▶ ASSIGNMENT: Find the string "value" in the material. Copy every line that has it.

------------------------------------------------------------

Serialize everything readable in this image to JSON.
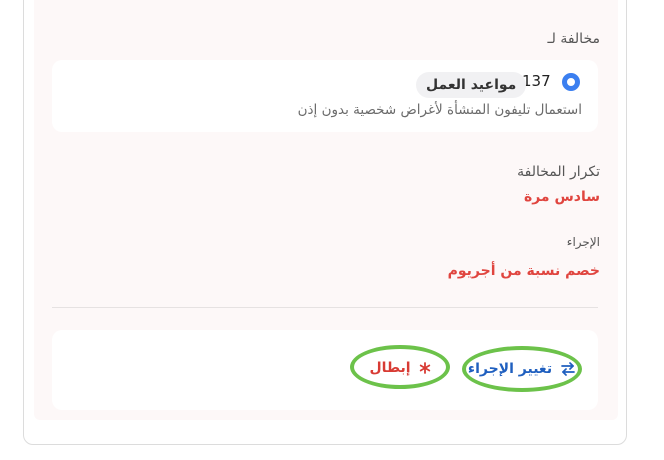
{
  "violation_section": {
    "label": "مخالفة لـ",
    "selected_code": "137",
    "category_chip": "مواعيد العمل",
    "description": "استعمال تليفون المنشأة لأغراض شخصية بدون إذن"
  },
  "repetition": {
    "label": "تكرار المخالفة",
    "value": "سادس مرة"
  },
  "action": {
    "label": "الإجراء",
    "value": "خصم نسبة من أجريوم"
  },
  "buttons": {
    "change_action": "تغيير الإجراء",
    "cancel": "إبطال"
  },
  "icons": {
    "change_action": "swap-arrows-icon",
    "cancel": "asterisk-icon"
  },
  "colors": {
    "accent_blue": "#1f5fbf",
    "danger_red": "#e0453f",
    "highlight_green": "#6cc24a"
  }
}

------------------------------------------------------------

▶ OUTPUT FOR THIS EXERCISE:
    "value": "سادس مرة"
    "value": "خصم نسبة من أجريوم"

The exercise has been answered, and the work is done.